■ Entries shown
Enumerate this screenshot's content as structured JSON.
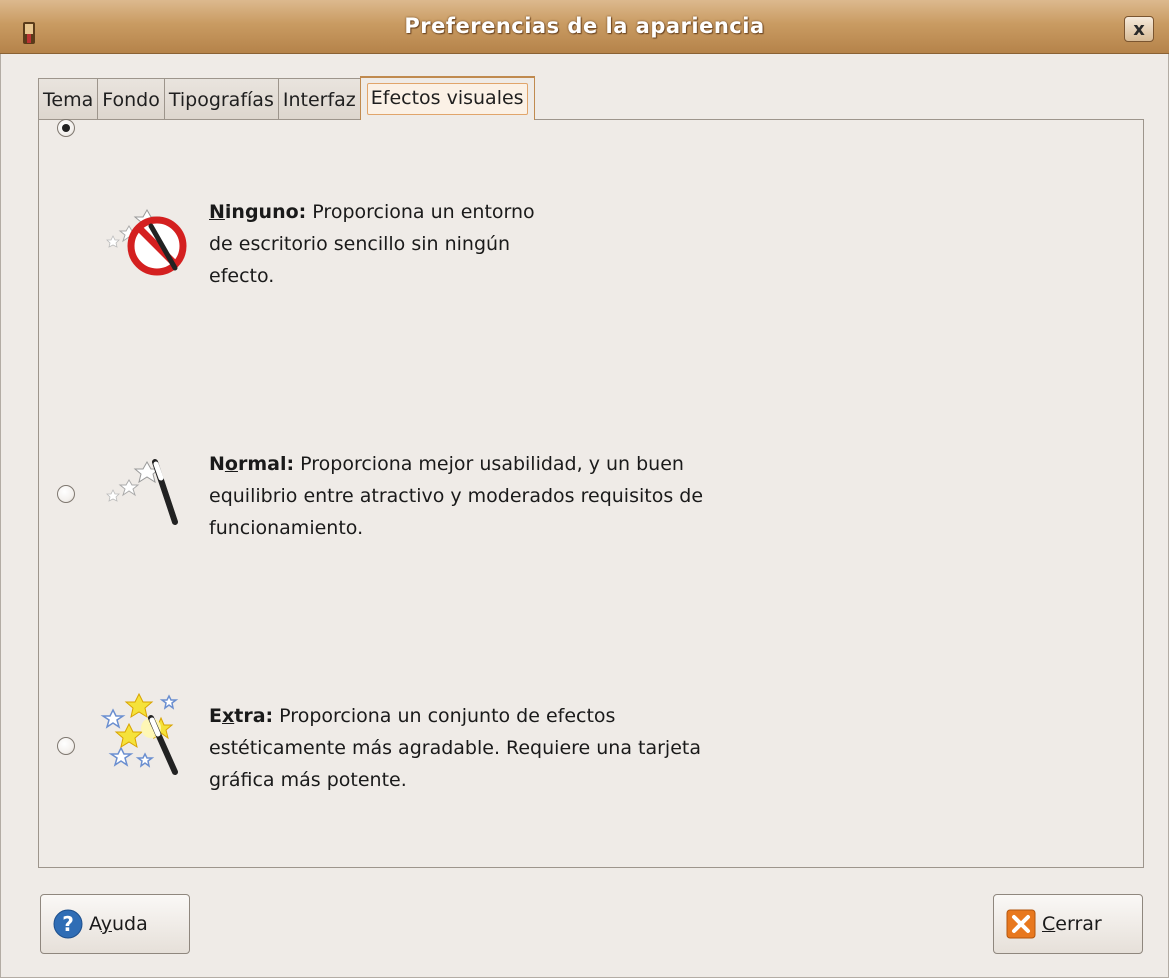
{
  "window": {
    "title": "Preferencias de la apariencia",
    "close_label": "x"
  },
  "tabs": [
    {
      "label": "Tema"
    },
    {
      "label": "Fondo"
    },
    {
      "label": "Tipografías"
    },
    {
      "label": "Interfaz"
    },
    {
      "label": "Efectos visuales",
      "active": true
    }
  ],
  "options": [
    {
      "name_pre": "",
      "name_mnemonic": "N",
      "name_post": "inguno:",
      "lines": [
        "Proporciona un entorno",
        "de escritorio sencillo sin ningún",
        "efecto."
      ],
      "selected": true,
      "icon": "wand-disabled-icon"
    },
    {
      "name_pre": "N",
      "name_mnemonic": "o",
      "name_post": "rmal:",
      "lines": [
        "Proporciona mejor usabilidad, y un buen",
        "equilibrio entre atractivo y moderados requisitos de",
        "funcionamiento."
      ],
      "selected": false,
      "icon": "wand-normal-icon"
    },
    {
      "name_pre": "E",
      "name_mnemonic": "x",
      "name_post": "tra:",
      "lines": [
        "Proporciona un conjunto de efectos",
        "estéticamente más agradable. Requiere una tarjeta",
        "gráfica más potente."
      ],
      "selected": false,
      "icon": "wand-extra-icon"
    }
  ],
  "buttons": {
    "help": {
      "pre": "A",
      "mnemonic": "y",
      "post": "uda",
      "icon": "help-icon"
    },
    "close": {
      "pre": "",
      "mnemonic": "C",
      "post": "errar",
      "icon": "close-icon"
    }
  },
  "colors": {
    "titlebar": "#c99b62",
    "window_bg": "#efebe7",
    "active_tab_accent": "#e1a56b",
    "close_icon": "#e8781e",
    "help_icon": "#2f6db5"
  }
}
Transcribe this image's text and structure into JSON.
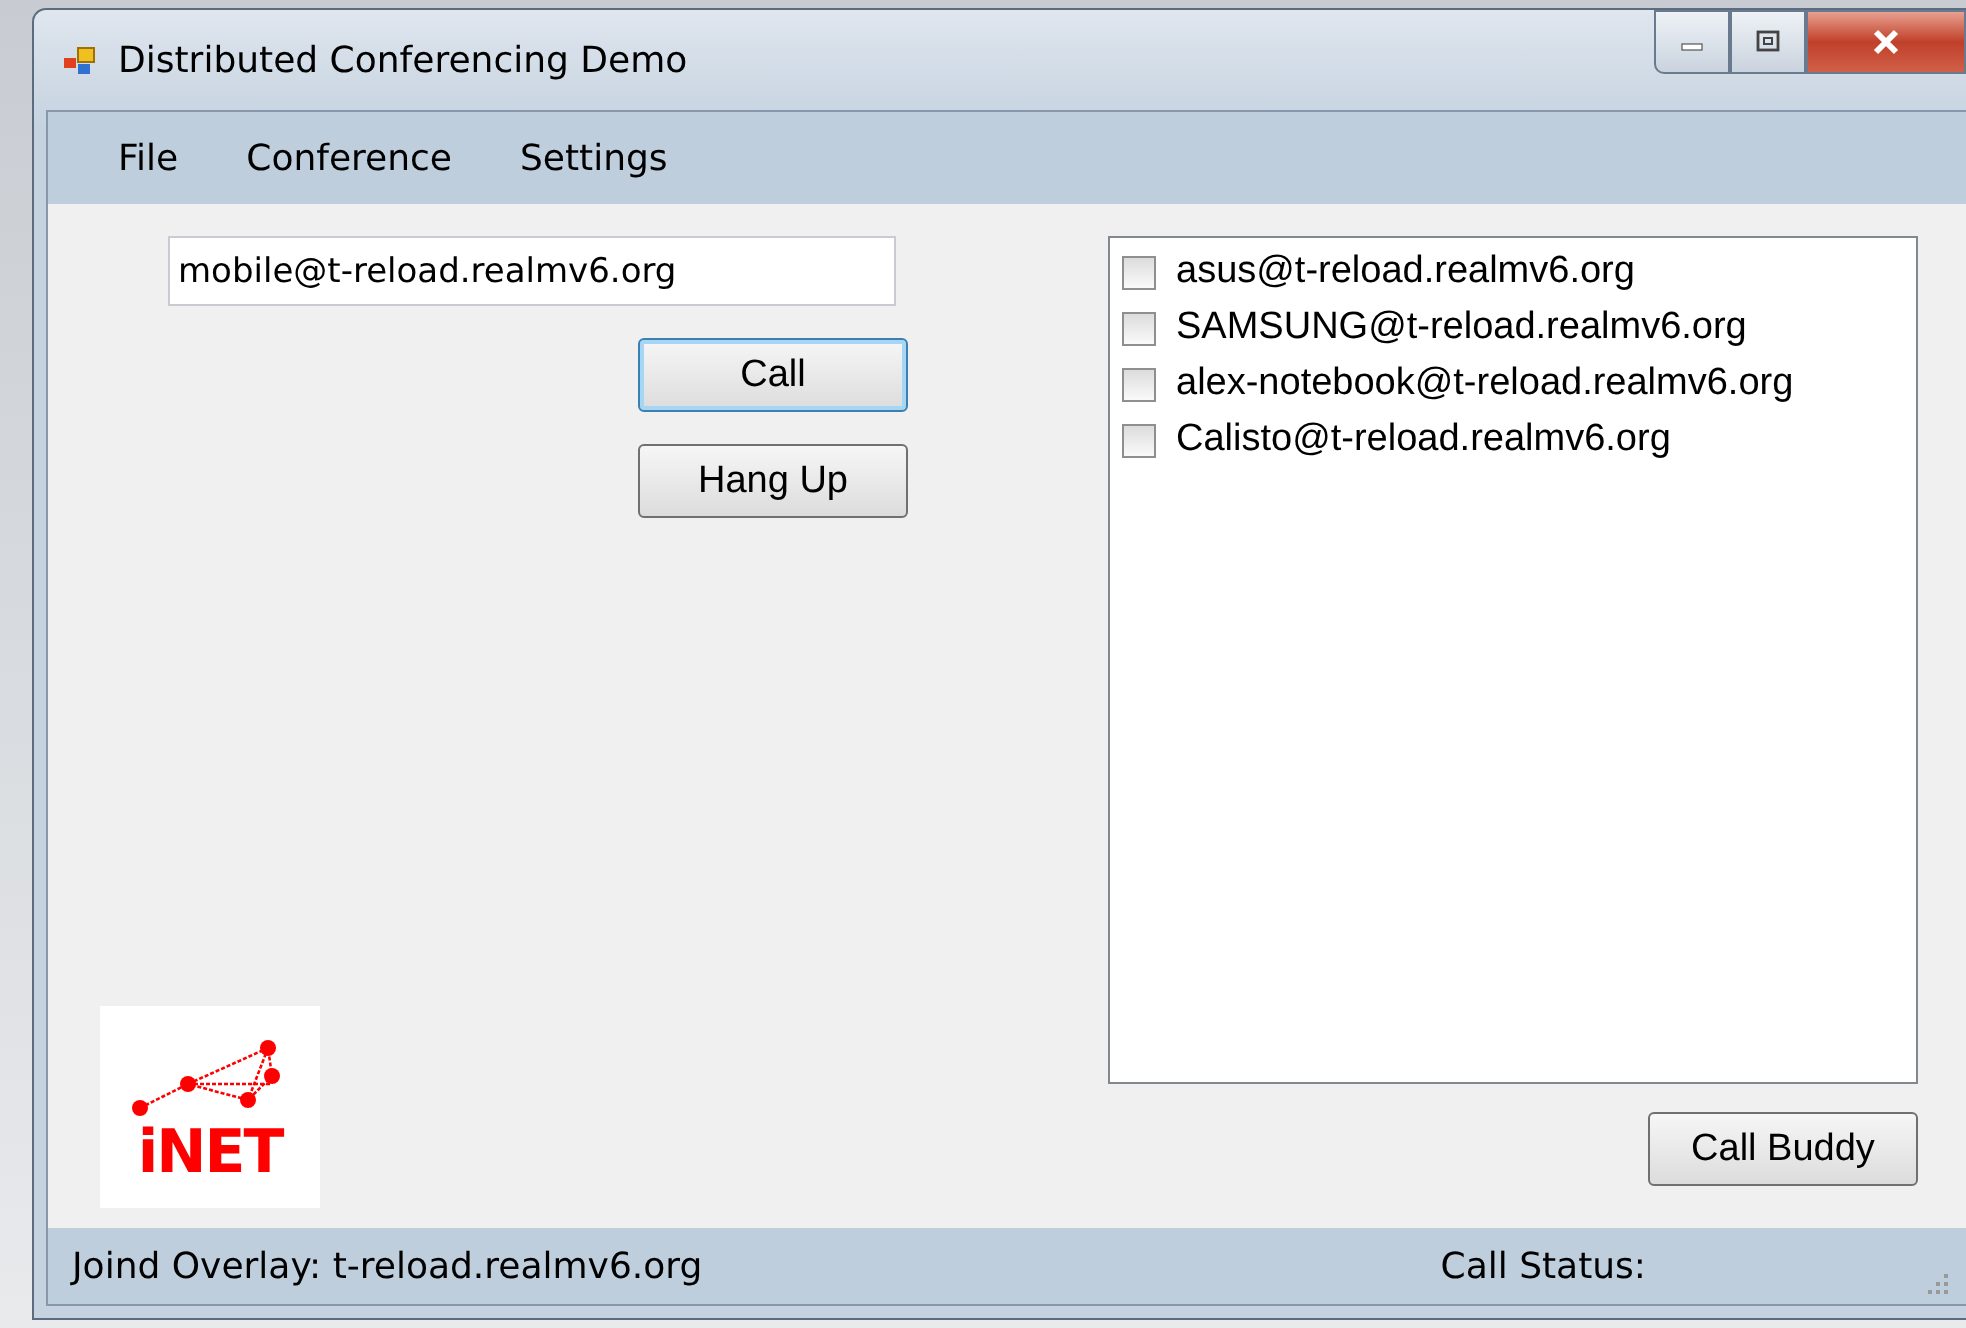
{
  "window": {
    "title": "Distributed Conferencing Demo"
  },
  "menu": [
    "File",
    "Conference",
    "Settings"
  ],
  "address_field": {
    "value": "mobile@t-reload.realmv6.org"
  },
  "buttons": {
    "call": "Call",
    "hang_up": "Hang Up",
    "call_buddy": "Call Buddy"
  },
  "buddies": [
    {
      "label": "asus@t-reload.realmv6.org",
      "checked": false
    },
    {
      "label": "SAMSUNG@t-reload.realmv6.org",
      "checked": false
    },
    {
      "label": "alex-notebook@t-reload.realmv6.org",
      "checked": false
    },
    {
      "label": "Calisto@t-reload.realmv6.org",
      "checked": false
    }
  ],
  "logo": {
    "text": "iNET"
  },
  "status_bar": {
    "overlay": "Joind Overlay: t-reload.realmv6.org",
    "call_status": "Call Status:"
  }
}
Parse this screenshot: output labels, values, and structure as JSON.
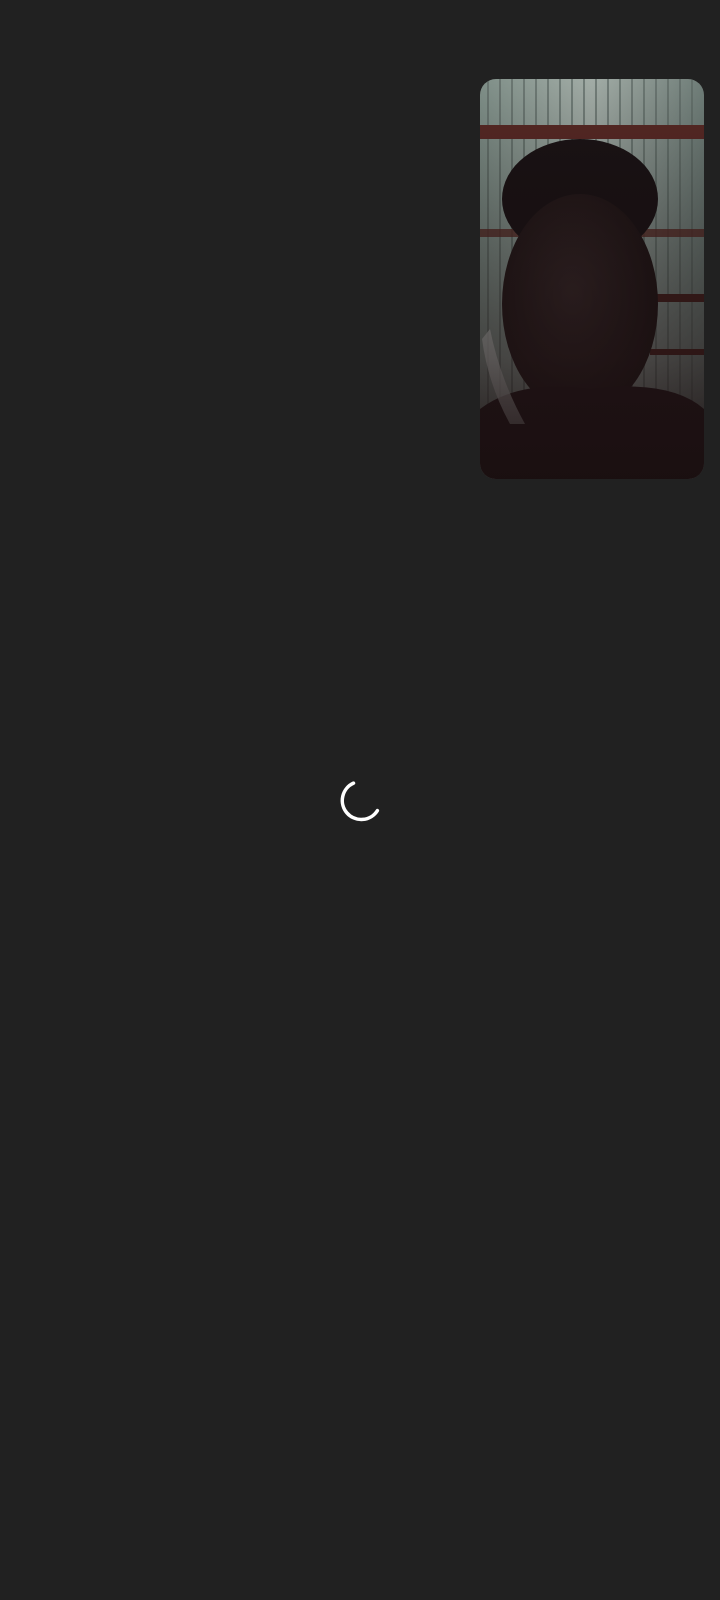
{
  "call": {
    "state": "connecting",
    "loading_indicator": "spinner-icon"
  },
  "self_view": {
    "icon": "camera-preview",
    "description_visible": false
  },
  "colors": {
    "background": "#212121",
    "spinner": "#ffffff",
    "self_view_dark": "#1a1112",
    "self_view_wall": "#8e9a93",
    "self_view_beam": "#5a2a26"
  }
}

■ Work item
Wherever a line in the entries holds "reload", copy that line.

■ Written response
    "value": "mobile@t-reload.realmv6.org"
      "label": "asus@t-reload.realmv6.org",
      "label": "SAMSUNG@t-reload.realmv6.org",
      "label": "alex-notebook@t-reload.realmv6.org",
      "label": "Calisto@t-reload.realmv6.org",
    "overlay": "Joind Overlay: t-reload.realmv6.org",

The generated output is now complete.